Current Research Projects

Rehabilitation Engineering Research Center (RERC) on Technologies for Children with Orthopaedic Disabilities: R4

Aim

To investigate advanced mobility modeling to improve function and longer term transitional care of children with severe orthopedic disabilities.

Collaborators

Marquette University, Shriners Hospitals for Children-Chicago and the Medical College of Wisconsin

Funding

U.S. Department of Education, National Institute on Disability and Rehabilitation Research (NIDRR)


IntelliWheels: The Automatic Transmission for Manually Propelled Wheelchairs

Aim

To develop a multi-speed geared wheel system for manual wheelchair users. This system will enhance function while reducing joint forces and moments through a multi-gearing mechanism.

Collaborators

IntelliWheels, Inc., TiLite, University of Illinois at Urbana-Champaign, Milwaukee VA Medical Center (VAMC)

Funding

National Institutes of Health (NIH) Eunice Kennedy Shriver National Institute of Child Health & Human Development


Development of a Clinical Toolkit for Real-time Visualization of Lower Limb Amputee Gait

Aim

To develop a clinical toolkit that integrates and visually represents real-time three-dimensional (3-D) animations and biomechanical metrics for prosthetists to better visually quantify and assess amputee gait. This work is the first of its kind that will utilize quantitative rehabilitation methodology for clinical care.

Collaborators

Eastern Michigan University and Kempfer Prosthetics Orthotics, Inc.

Funding

UWM CHS Stimulus Program to Accelerate Research Clusters (SPARC)


Soft Pneumatic Actuator for Arm Orthosis

Aims

  1. Develop novel high-force, energy storing, miniature soft pneumatic actuators,
  2. directly integrate them as the structure for soft robotic upper extremity orthoses for pediatric patients who use walkers or crutches.

Collaborators

University of Illinois at Champaign-Urbana

Funding

National Science Foundation (NSF) Center for Compact & Efficient Fluid Power

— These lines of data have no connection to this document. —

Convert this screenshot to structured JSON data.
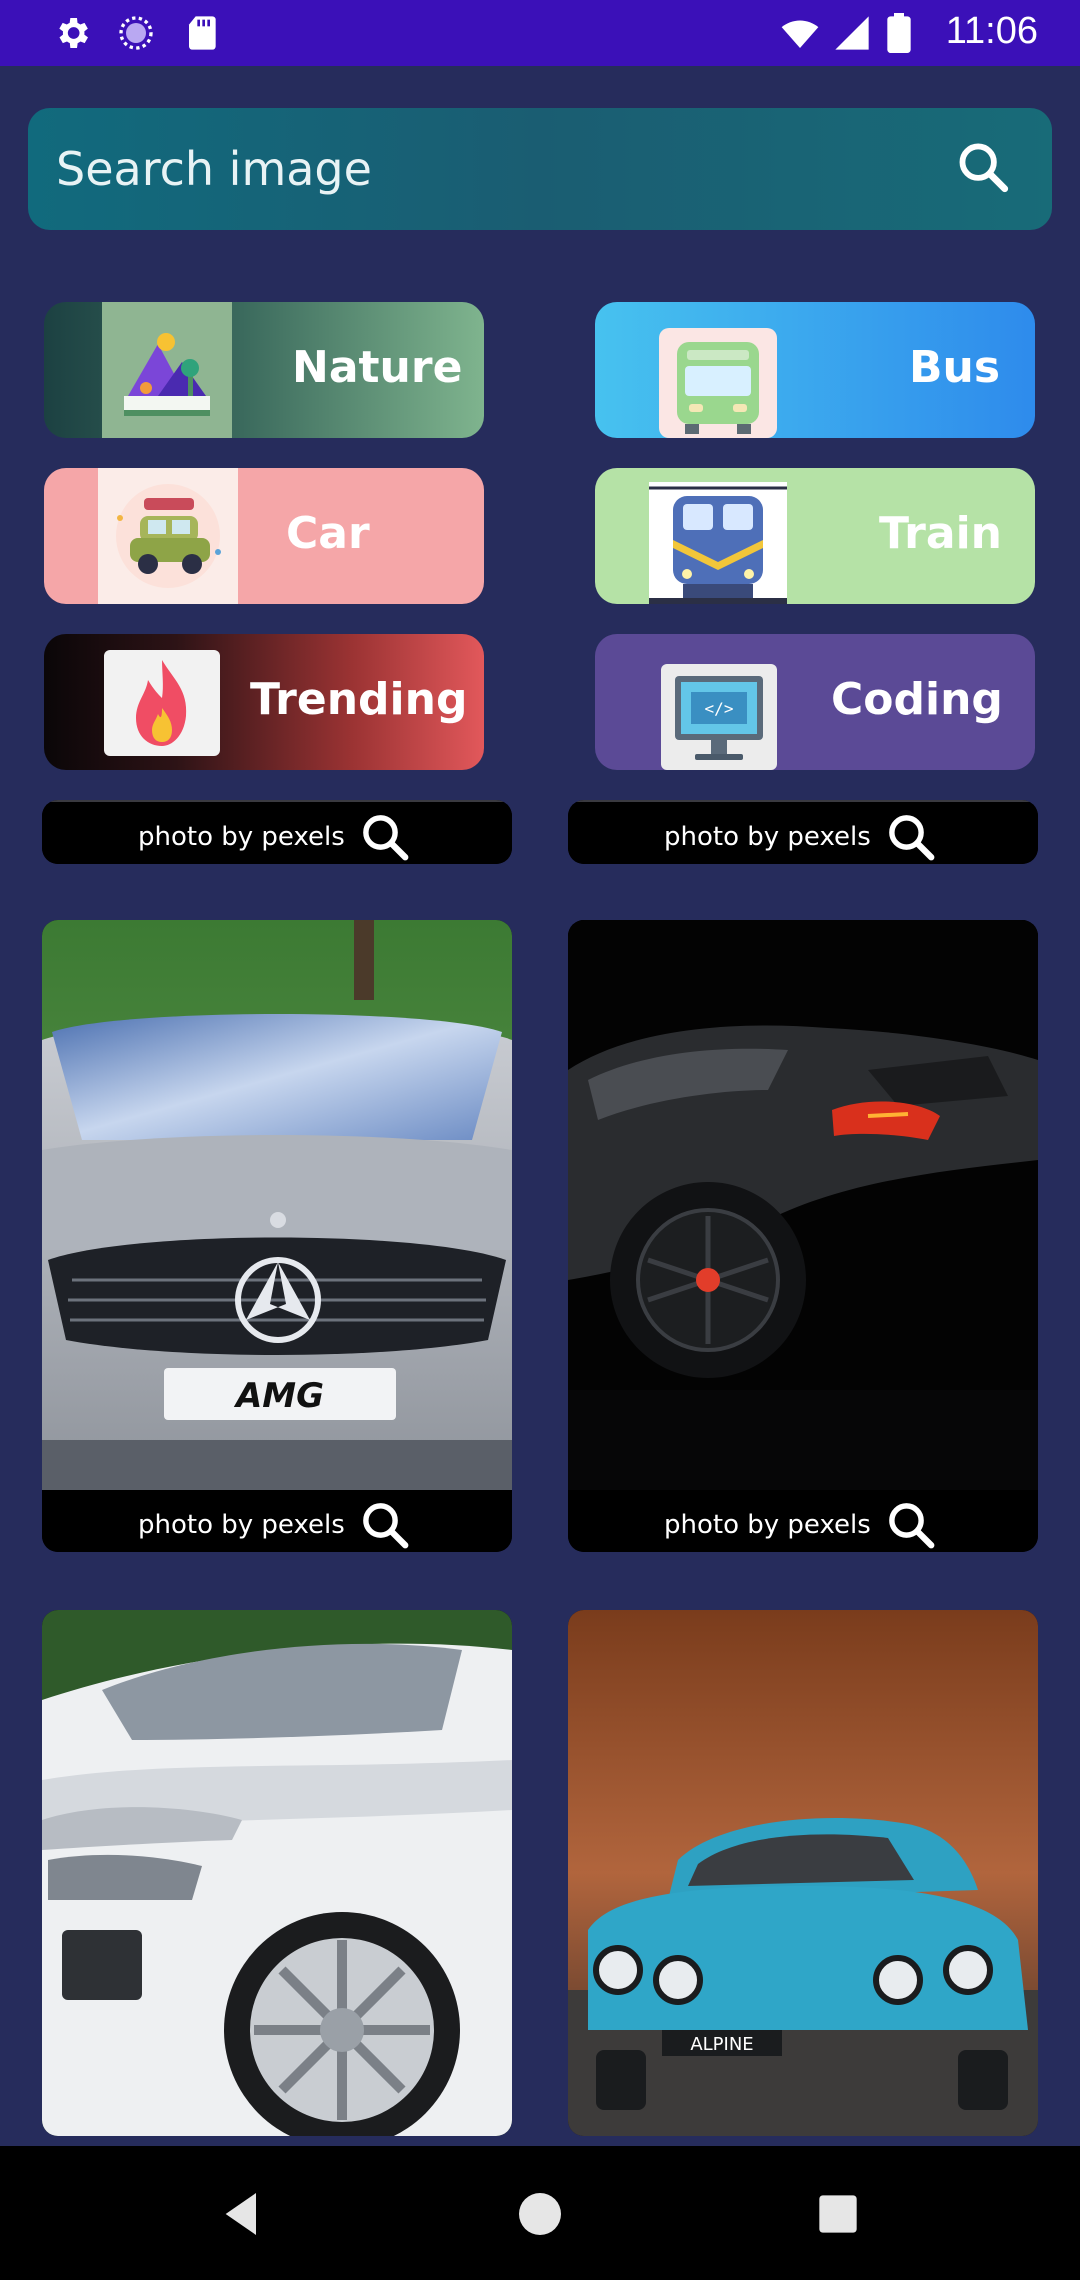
{
  "status_bar": {
    "time": "11:06",
    "left_icons": [
      "gear-icon",
      "loading-icon",
      "sd-card-icon"
    ],
    "right_icons": [
      "wifi-icon",
      "signal-icon",
      "battery-icon"
    ]
  },
  "search": {
    "placeholder": "Search image",
    "icon": "search-icon"
  },
  "categories": [
    {
      "label": "Nature",
      "icon": "nature-icon"
    },
    {
      "label": "Bus",
      "icon": "bus-icon"
    },
    {
      "label": "Car",
      "icon": "car-icon"
    },
    {
      "label": "Train",
      "icon": "train-icon"
    },
    {
      "label": "Trending",
      "icon": "fire-icon"
    },
    {
      "label": "Coding",
      "icon": "monitor-code-icon"
    }
  ],
  "photos": [
    {
      "caption": "photo by pexels",
      "subject": "car"
    },
    {
      "caption": "photo by pexels",
      "subject": "car"
    },
    {
      "caption": "photo by pexels",
      "subject": "silver mercedes amg car"
    },
    {
      "caption": "photo by pexels",
      "subject": "black sports car"
    },
    {
      "caption": "",
      "subject": "white suv"
    },
    {
      "caption": "",
      "subject": "blue alpine car"
    }
  ],
  "plate_text": {
    "amg": "AMG",
    "alpine": "ALPINE"
  },
  "nav_bar": {
    "buttons": [
      "back-icon",
      "home-icon",
      "recents-icon"
    ]
  },
  "colors": {
    "status_bar": "#3b10b8",
    "background": "#262c5c",
    "search_bar": "#116a7d"
  }
}
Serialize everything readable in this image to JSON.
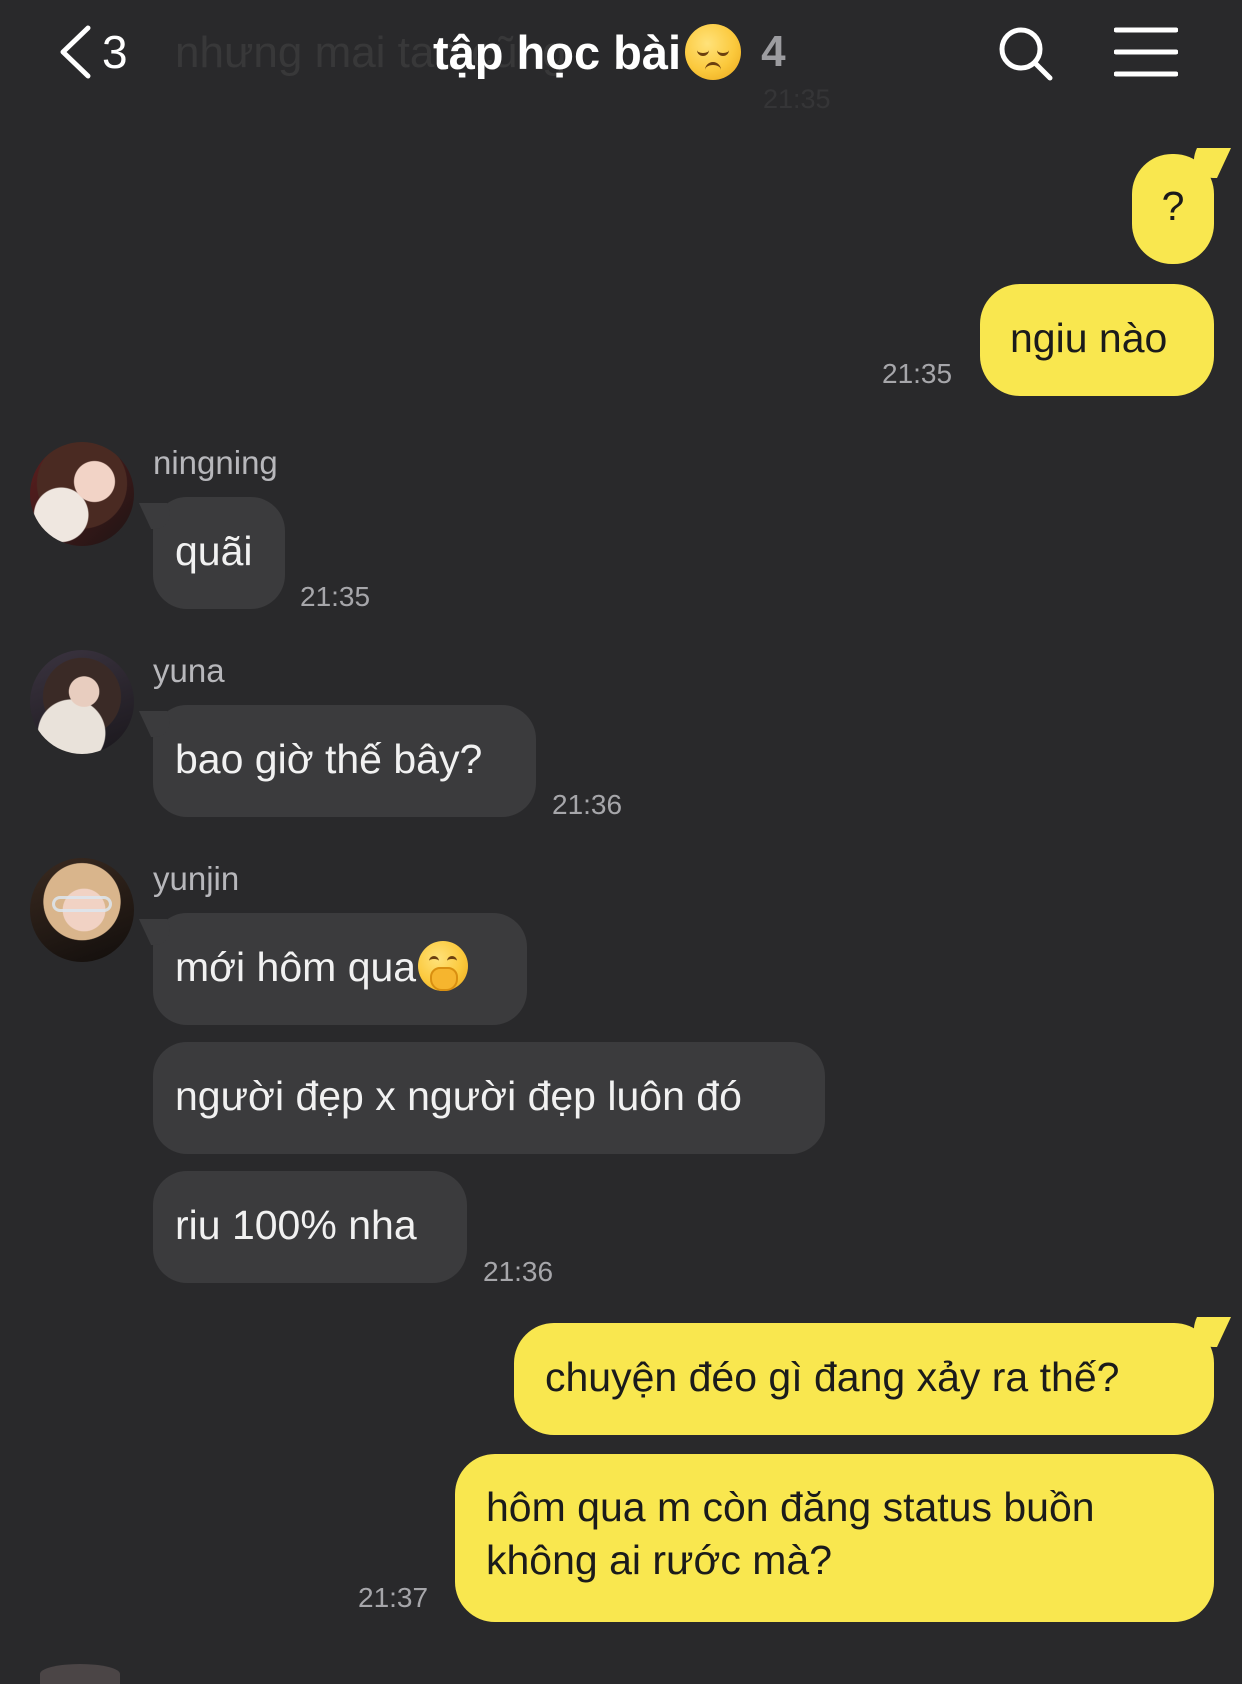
{
  "header": {
    "back_count": "3",
    "title": "tập học bài",
    "title_emoji": "pensive-face-emoji",
    "member_count": "4",
    "ghost_preview_text": "nhưng mai tao cũng",
    "ghost_preview_time": "21:35"
  },
  "colors": {
    "background": "#29292b",
    "my_bubble": "#f9e74f",
    "other_bubble": "#3b3b3d",
    "timestamp": "#a6a6aa"
  },
  "messages": [
    {
      "from": "me",
      "text": "?"
    },
    {
      "from": "me",
      "text": "ngiu nào",
      "time": "21:35"
    },
    {
      "from": "ningning",
      "sender": "ningning",
      "text": "quãi",
      "time": "21:35"
    },
    {
      "from": "yuna",
      "sender": "yuna",
      "text": "bao giờ thế bây?",
      "time": "21:36"
    },
    {
      "from": "yunjin",
      "sender": "yunjin",
      "text": "mới hôm qua",
      "emoji": "face-with-hand-over-mouth-emoji"
    },
    {
      "from": "yunjin",
      "text": "người đẹp x người đẹp luôn đó"
    },
    {
      "from": "yunjin",
      "text": "riu 100% nha",
      "time": "21:36"
    },
    {
      "from": "me",
      "text": "chuyện đéo gì đang xảy ra thế?"
    },
    {
      "from": "me",
      "lines": [
        "hôm qua m còn đăng status buồn",
        "không ai rước mà?"
      ],
      "time": "21:37"
    }
  ]
}
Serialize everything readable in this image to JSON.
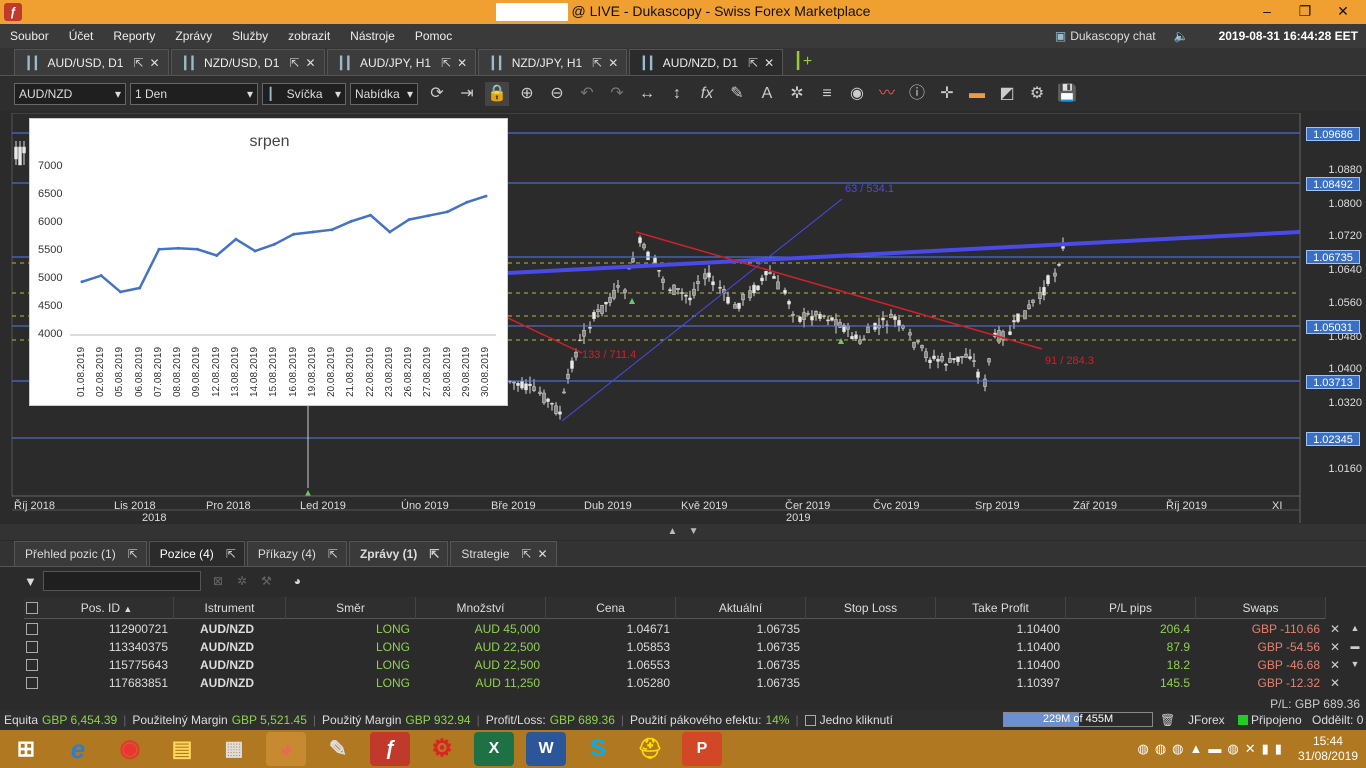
{
  "window": {
    "title": "@ LIVE - Dukascopy - Swiss Forex Marketplace",
    "minimize": "–",
    "maximize": "❐",
    "close": "✕"
  },
  "menu": [
    "Soubor",
    "Účet",
    "Reporty",
    "Zprávy",
    "Služby",
    "zobrazit",
    "Nástroje",
    "Pomoc"
  ],
  "header": {
    "chat": "Dukascopy chat",
    "datetime": "2019-08-31 16:44:28 EET"
  },
  "chart_tabs": [
    {
      "label": "AUD/USD, D1"
    },
    {
      "label": "NZD/USD, D1"
    },
    {
      "label": "AUD/JPY, H1"
    },
    {
      "label": "NZD/JPY, H1"
    },
    {
      "label": "AUD/NZD, D1"
    }
  ],
  "toolbar": {
    "instrument": "AUD/NZD",
    "period": "1 Den",
    "chart_type": "Svíčka",
    "offer_side": "Nabídka"
  },
  "chart": {
    "price_labels": [
      "1.0880",
      "1.0800",
      "1.0720",
      "1.0640",
      "1.0560",
      "1.0480",
      "1.0400",
      "1.0320",
      "1.0160"
    ],
    "price_boxes": [
      "1.09686",
      "1.08492",
      "1.06735",
      "1.05031",
      "1.03713",
      "1.02345"
    ],
    "months": [
      "Říj 2018",
      "Lis 2018",
      "Pro 2018",
      "Led 2019",
      "Úno 2019",
      "Bře 2019",
      "Dub 2019",
      "Kvě 2019",
      "Čer 2019",
      "Čvc 2019",
      "Srp 2019",
      "Zář 2019",
      "Říj 2019",
      "XI"
    ],
    "years": [
      "2018",
      "2019"
    ],
    "annotations": [
      "63 / 534.1",
      "133 / 711.4",
      "91 / 284.3"
    ]
  },
  "chart_data": {
    "type": "line",
    "title": "srpen",
    "categories": [
      "01.08.2019",
      "02.08.2019",
      "05.08.2019",
      "06.08.2019",
      "07.08.2019",
      "08.08.2019",
      "09.08.2019",
      "12.08.2019",
      "13.08.2019",
      "14.08.2019",
      "15.08.2019",
      "16.08.2019",
      "19.08.2019",
      "20.08.2019",
      "21.08.2019",
      "22.08.2019",
      "23.08.2019",
      "26.08.2019",
      "27.08.2019",
      "28.08.2019",
      "29.08.2019",
      "30.08.2019"
    ],
    "series": [
      {
        "values": [
          4950,
          5060,
          4770,
          4840,
          5530,
          5550,
          5530,
          5420,
          5710,
          5500,
          5620,
          5800,
          5840,
          5880,
          6030,
          6140,
          5840,
          6060,
          6130,
          6200,
          6370,
          6480
        ]
      }
    ],
    "y_ticks": [
      "7000",
      "6500",
      "6000",
      "5500",
      "5000",
      "4500",
      "4000"
    ],
    "ylim": [
      4000,
      7000
    ],
    "grid": false,
    "line_color": "#4472c4"
  },
  "bottom_tabs": [
    {
      "label": "Přehled pozic (1)"
    },
    {
      "label": "Pozice (4)"
    },
    {
      "label": "Příkazy (4)"
    },
    {
      "label": "Zprávy (1)"
    },
    {
      "label": "Strategie"
    }
  ],
  "positions": {
    "columns": [
      "Pos. ID",
      "Istrument",
      "Směr",
      "Množství",
      "Cena",
      "Aktuální",
      "Stop Loss",
      "Take Profit",
      "P/L pips",
      "Swaps"
    ],
    "rows": [
      {
        "id": "112900721",
        "instrument": "AUD/NZD",
        "side": "LONG",
        "amount": "AUD 45,000",
        "price": "1.04671",
        "current": "1.06735",
        "sl": "",
        "tp": "1.10400",
        "pips": "206.4",
        "swaps": "GBP -110.66"
      },
      {
        "id": "113340375",
        "instrument": "AUD/NZD",
        "side": "LONG",
        "amount": "AUD 22,500",
        "price": "1.05853",
        "current": "1.06735",
        "sl": "",
        "tp": "1.10400",
        "pips": "87.9",
        "swaps": "GBP -54.56"
      },
      {
        "id": "115775643",
        "instrument": "AUD/NZD",
        "side": "LONG",
        "amount": "AUD 22,500",
        "price": "1.06553",
        "current": "1.06735",
        "sl": "",
        "tp": "1.10400",
        "pips": "18.2",
        "swaps": "GBP -46.68"
      },
      {
        "id": "117683851",
        "instrument": "AUD/NZD",
        "side": "LONG",
        "amount": "AUD 11,250",
        "price": "1.05280",
        "current": "1.06735",
        "sl": "",
        "tp": "1.10397",
        "pips": "145.5",
        "swaps": "GBP -12.32"
      }
    ]
  },
  "pl_total": "P/L: GBP 689.36",
  "status": {
    "equity_label": "Equita",
    "equity": "GBP 6,454.39",
    "used_margin_label": "Použitelný Margin",
    "used_margin": "GBP 5,521.45",
    "margin_label": "Použitý Margin",
    "margin": "GBP 932.94",
    "pl_label": "Profit/Loss:",
    "pl": "GBP 689.36",
    "leverage_label": "Použití pákového efektu:",
    "leverage": "14%",
    "one_click": "Jedno kliknutí",
    "memory": "229M of 455M",
    "platform": "JForex",
    "connected": "Připojeno",
    "sent": "Odděilt: 0"
  },
  "taskbar": {
    "time": "15:44",
    "date": "31/08/2019"
  }
}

Interdisciplinary Rehabilitation Engineering Career Development Program (IREK12) in Movement and Rehabilitation Sciences

Program Mission

To recruit and train scholars with engineering and other quantitative backgrounds to become successful rehabilitation scientists in basic, translational and/or clinical research.

Aim

To develop OpenSim/Simm based simulations using musculoskeletal modeling to investigate shoulder dynamics and upper extremity muscle force demands during pediatric wheelchair mobility.

Collaborators

Northwestern University and Stanford University

Funding

Eunice Kennedy Shriver National Institute Of Child Health & Human Development (NICHD) of the NIH.


Muscle Recruitment after Rotator Cuff Repair in Activities of Daily Living & Rehabilitation

Collaborators

Marquette University

Funding

Medical College of Wisconsin (MCW), Seed Grant


Biomechanical Assessment of Gait Symmetry in Trans-Tibial Amputees

Aim

To assess the biomechanical effects of changes in alignment of the artificial limb of trans-tibial amputees on the walking pattern, particularly when physical exertion
levels increase.

Collaborators

University of Pittsburgh


A Comparison of Joint Dynamics, Energetics, & Muscle Activations during Geared & Standard Manual Wheelchair Usage

Aim

To evaluate upper extremity kinematics, muscle activity (EMG) and energy
expenditure during geared and standard manual propulsion.

Funding

CHS Student Research Grant Award


Inverse Kinematics and Static Optimization during Wheelchair Propulsion in Children with Spinal Cord Injury

Aim

To utilize upper extremity musculoskeletal modeling and simulation methods to quantify in vivo 3-D joint kinematic, kinetics and muscle level effects in pediatric manual wheelchair users with SCI.

Funding

CHS Student Research Grant Award


An EEG Triggered Robotic Stroke Rehabilitation Device

Aim

To develop a neurological feedback device, which integrates EEG-BCI with an ArmeoSpring arm exoskeleton to evaluate the efficacy of neurologically controlled robotic stroke therapy. The result will be a unique platform to allow a stroke patient to directly control the activation of their rehabilitation therapy.

Collaborators

UW-Madison Funding: UW-Madison/UW-Milwaukee Intercampus Research Incentive Grants